[[ Provided records, beginning ]]

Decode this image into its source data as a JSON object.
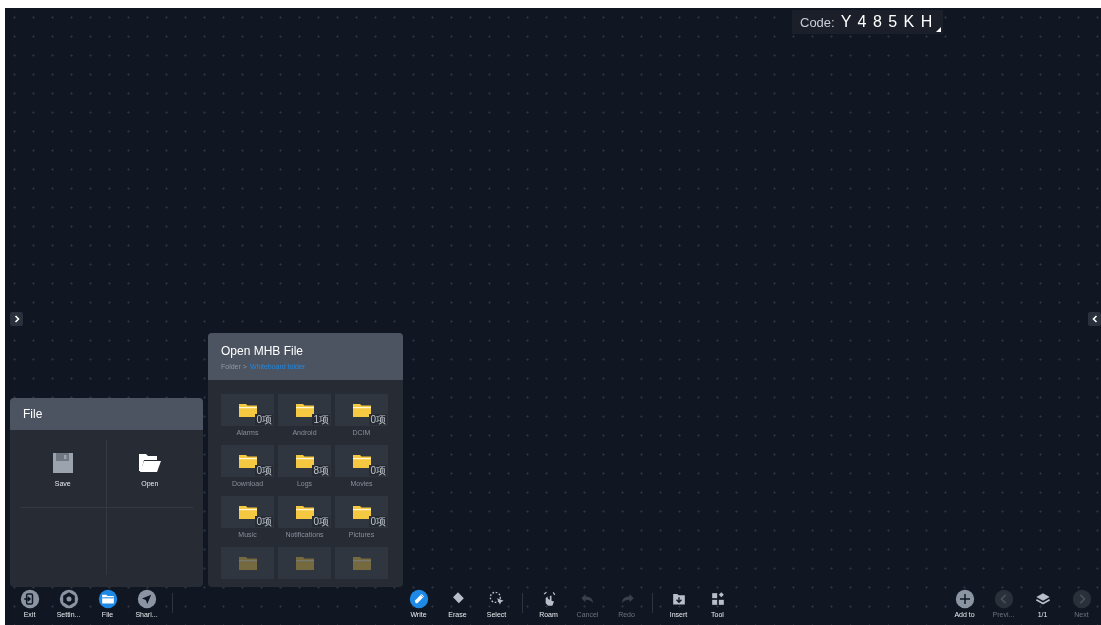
{
  "code_badge": {
    "label": "Code:",
    "value": "Y 4 8 5 K H"
  },
  "file_panel": {
    "title": "File",
    "actions": [
      {
        "kind": "save",
        "label": "Save"
      },
      {
        "kind": "open",
        "label": "Open"
      }
    ]
  },
  "open_panel": {
    "title": "Open MHB File",
    "breadcrumb": {
      "root": "Folder >",
      "current": "Whiteboard folder"
    },
    "folders": [
      {
        "name": "Alarms",
        "count": "0项"
      },
      {
        "name": "Android",
        "count": "1项"
      },
      {
        "name": "DCIM",
        "count": "0项"
      },
      {
        "name": "Download",
        "count": "0项"
      },
      {
        "name": "Logs",
        "count": "8项"
      },
      {
        "name": "Movies",
        "count": "0项"
      },
      {
        "name": "Music",
        "count": "0项"
      },
      {
        "name": "Notifications",
        "count": "0项"
      },
      {
        "name": "Pictures",
        "count": "0项"
      }
    ]
  },
  "toolbar": {
    "left": [
      {
        "kind": "exit",
        "label": "Exit",
        "selected": false,
        "disabled": false
      },
      {
        "kind": "settings",
        "label": "Settin...",
        "selected": false,
        "disabled": false
      },
      {
        "kind": "file",
        "label": "File",
        "selected": true,
        "disabled": false
      },
      {
        "kind": "share",
        "label": "Shari...",
        "selected": false,
        "disabled": false
      }
    ],
    "center": [
      [
        {
          "kind": "write",
          "label": "Write",
          "selected": true,
          "disabled": false
        },
        {
          "kind": "erase",
          "label": "Erase",
          "selected": false,
          "disabled": false
        },
        {
          "kind": "select",
          "label": "Select",
          "selected": false,
          "disabled": false
        }
      ],
      [
        {
          "kind": "roam",
          "label": "Roam",
          "selected": false,
          "disabled": false
        },
        {
          "kind": "undo",
          "label": "Cancel",
          "selected": false,
          "disabled": true
        },
        {
          "kind": "redo",
          "label": "Redo",
          "selected": false,
          "disabled": true
        }
      ],
      [
        {
          "kind": "insert",
          "label": "Insert",
          "selected": false,
          "disabled": false
        },
        {
          "kind": "tool",
          "label": "Tool",
          "selected": false,
          "disabled": false
        }
      ]
    ],
    "right": [
      {
        "kind": "add",
        "label": "Add to",
        "selected": false,
        "disabled": false
      },
      {
        "kind": "prev",
        "label": "Previ...",
        "selected": false,
        "disabled": true
      },
      {
        "kind": "pages",
        "label": "1/1",
        "selected": false,
        "disabled": false
      },
      {
        "kind": "next",
        "label": "Next",
        "selected": false,
        "disabled": true
      }
    ]
  }
}
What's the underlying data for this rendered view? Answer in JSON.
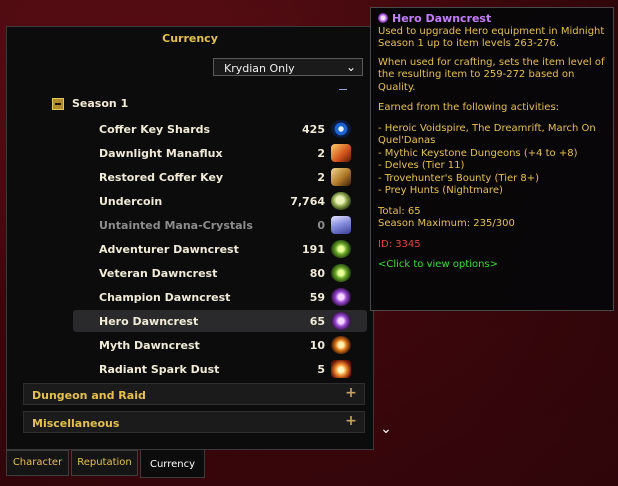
{
  "panel": {
    "title": "Currency",
    "filter_value": "Krydian Only",
    "season_label": "Season 1",
    "rows": [
      {
        "name": "Coffer Key Shards",
        "count": "425",
        "icon": "eye-icon"
      },
      {
        "name": "Dawnlight Manaflux",
        "count": "2",
        "icon": "flame-icon"
      },
      {
        "name": "Restored Coffer Key",
        "count": "2",
        "icon": "key-icon"
      },
      {
        "name": "Undercoin",
        "count": "7,764",
        "icon": "coin-icon"
      },
      {
        "name": "Untainted Mana-Crystals",
        "count": "0",
        "icon": "crystal-icon"
      },
      {
        "name": "Adventurer Dawncrest",
        "count": "191",
        "icon": "crest-green-icon"
      },
      {
        "name": "Veteran Dawncrest",
        "count": "80",
        "icon": "crest-green-icon"
      },
      {
        "name": "Champion Dawncrest",
        "count": "59",
        "icon": "crest-purple-icon"
      },
      {
        "name": "Hero Dawncrest",
        "count": "65",
        "icon": "crest-purple-icon"
      },
      {
        "name": "Myth Dawncrest",
        "count": "10",
        "icon": "crest-orange-icon"
      },
      {
        "name": "Radiant Spark Dust",
        "count": "5",
        "icon": "radiant-dust-icon"
      }
    ],
    "categories": [
      {
        "label": "Dungeon and Raid"
      },
      {
        "label": "Miscellaneous"
      }
    ]
  },
  "tabs": [
    "Character",
    "Reputation",
    "Currency"
  ],
  "tooltip": {
    "title": "Hero Dawncrest",
    "desc1": "Used to upgrade Hero equipment in Midnight Season 1 up to item levels 263-276.",
    "desc2": "When used for crafting, sets the item level of the resulting item to 259-272 based on Quality.",
    "earned_header": "Earned from the following activities:",
    "activities": [
      "- Heroic Voidspire, The Dreamrift, March On Quel'Danas",
      "- Mythic Keystone Dungeons (+4 to +8)",
      "- Delves (Tier 11)",
      "- Trovehunter's Bounty (Tier 8+)",
      "- Prey Hunts (Nightmare)"
    ],
    "total": "Total: 65",
    "season_max": "Season Maximum: 235/300",
    "id": "ID: 3345",
    "click_hint": "<Click to view options>"
  },
  "colors": {
    "gold": "#e6c04a",
    "epic_purple": "#c77dff",
    "id_red": "#e8403a",
    "hint_green": "#2ce02c"
  }
}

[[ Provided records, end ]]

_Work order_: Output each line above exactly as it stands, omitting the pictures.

_Reply to the exercise_:
Decode this image into its source data as a JSON object.
{
  "code_badge": {
    "label": "Code:",
    "value": "Y 4 8 5 K H"
  },
  "file_panel": {
    "title": "File",
    "actions": [
      {
        "kind": "save",
        "label": "Save"
      },
      {
        "kind": "open",
        "label": "Open"
      }
    ]
  },
  "open_panel": {
    "title": "Open MHB File",
    "breadcrumb": {
      "root": "Folder >",
      "current": "Whiteboard folder"
    },
    "folders": [
      {
        "name": "Alarms",
        "count": "0项"
      },
      {
        "name": "Android",
        "count": "1项"
      },
      {
        "name": "DCIM",
        "count": "0项"
      },
      {
        "name": "Download",
        "count": "0项"
      },
      {
        "name": "Logs",
        "count": "8项"
      },
      {
        "name": "Movies",
        "count": "0项"
      },
      {
        "name": "Music",
        "count": "0项"
      },
      {
        "name": "Notifications",
        "count": "0项"
      },
      {
        "name": "Pictures",
        "count": "0项"
      }
    ]
  },
  "toolbar": {
    "left": [
      {
        "kind": "exit",
        "label": "Exit",
        "selected": false,
        "disabled": false
      },
      {
        "kind": "settings",
        "label": "Settin...",
        "selected": false,
        "disabled": false
      },
      {
        "kind": "file",
        "label": "File",
        "selected": true,
        "disabled": false
      },
      {
        "kind": "share",
        "label": "Shari...",
        "selected": false,
        "disabled": false
      }
    ],
    "center": [
      [
        {
          "kind": "write",
          "label": "Write",
          "selected": true,
          "disabled": false
        },
        {
          "kind": "erase",
          "label": "Erase",
          "selected": false,
          "disabled": false
        },
        {
          "kind": "select",
          "label": "Select",
          "selected": false,
          "disabled": false
        }
      ],
      [
        {
          "kind": "roam",
          "label": "Roam",
          "selected": false,
          "disabled": false
        },
        {
          "kind": "undo",
          "label": "Cancel",
          "selected": false,
          "disabled": true
        },
        {
          "kind": "redo",
          "label": "Redo",
          "selected": false,
          "disabled": true
        }
      ],
      [
        {
          "kind": "insert",
          "label": "Insert",
          "selected": false,
          "disabled": false
        },
        {
          "kind": "tool",
          "label": "Tool",
          "selected": false,
          "disabled": false
        }
      ]
    ],
    "right": [
      {
        "kind": "add",
        "label": "Add to",
        "selected": false,
        "disabled": false
      },
      {
        "kind": "prev",
        "label": "Previ...",
        "selected": false,
        "disabled": true
      },
      {
        "kind": "pages",
        "label": "1/1",
        "selected": false,
        "disabled": false
      },
      {
        "kind": "next",
        "label": "Next",
        "selected": false,
        "disabled": true
      }
    ]
  }
}
What's the underlying data for this rendered view? Answer in JSON.
{
  "panel": {
    "title": "Currency",
    "filter_value": "Krydian Only",
    "season_label": "Season 1",
    "rows": [
      {
        "name": "Coffer Key Shards",
        "count": "425",
        "icon": "eye-icon"
      },
      {
        "name": "Dawnlight Manaflux",
        "count": "2",
        "icon": "flame-icon"
      },
      {
        "name": "Restored Coffer Key",
        "count": "2",
        "icon": "key-icon"
      },
      {
        "name": "Undercoin",
        "count": "7,764",
        "icon": "coin-icon"
      },
      {
        "name": "Untainted Mana-Crystals",
        "count": "0",
        "icon": "crystal-icon"
      },
      {
        "name": "Adventurer Dawncrest",
        "count": "191",
        "icon": "crest-green-icon"
      },
      {
        "name": "Veteran Dawncrest",
        "count": "80",
        "icon": "crest-green-icon"
      },
      {
        "name": "Champion Dawncrest",
        "count": "59",
        "icon": "crest-purple-icon"
      },
      {
        "name": "Hero Dawncrest",
        "count": "65",
        "icon": "crest-purple-icon"
      },
      {
        "name": "Myth Dawncrest",
        "count": "10",
        "icon": "crest-orange-icon"
      },
      {
        "name": "Radiant Spark Dust",
        "count": "5",
        "icon": "radiant-dust-icon"
      }
    ],
    "categories": [
      {
        "label": "Dungeon and Raid"
      },
      {
        "label": "Miscellaneous"
      }
    ]
  },
  "tabs": [
    "Character",
    "Reputation",
    "Currency"
  ],
  "tooltip": {
    "title": "Hero Dawncrest",
    "desc1": "Used to upgrade Hero equipment in Midnight Season 1 up to item levels 263-276.",
    "desc2": "When used for crafting, sets the item level of the resulting item to 259-272 based on Quality.",
    "earned_header": "Earned from the following activities:",
    "activities": [
      "- Heroic Voidspire, The Dreamrift, March On Quel'Danas",
      "- Mythic Keystone Dungeons (+4 to +8)",
      "- Delves (Tier 11)",
      "- Trovehunter's Bounty (Tier 8+)",
      "- Prey Hunts (Nightmare)"
    ],
    "total": "Total: 65",
    "season_max": "Season Maximum: 235/300",
    "id": "ID: 3345",
    "click_hint": "<Click to view options>"
  },
  "colors": {
    "gold": "#e6c04a",
    "epic_purple": "#c77dff",
    "id_red": "#e8403a",
    "hint_green": "#2ce02c"
  }
}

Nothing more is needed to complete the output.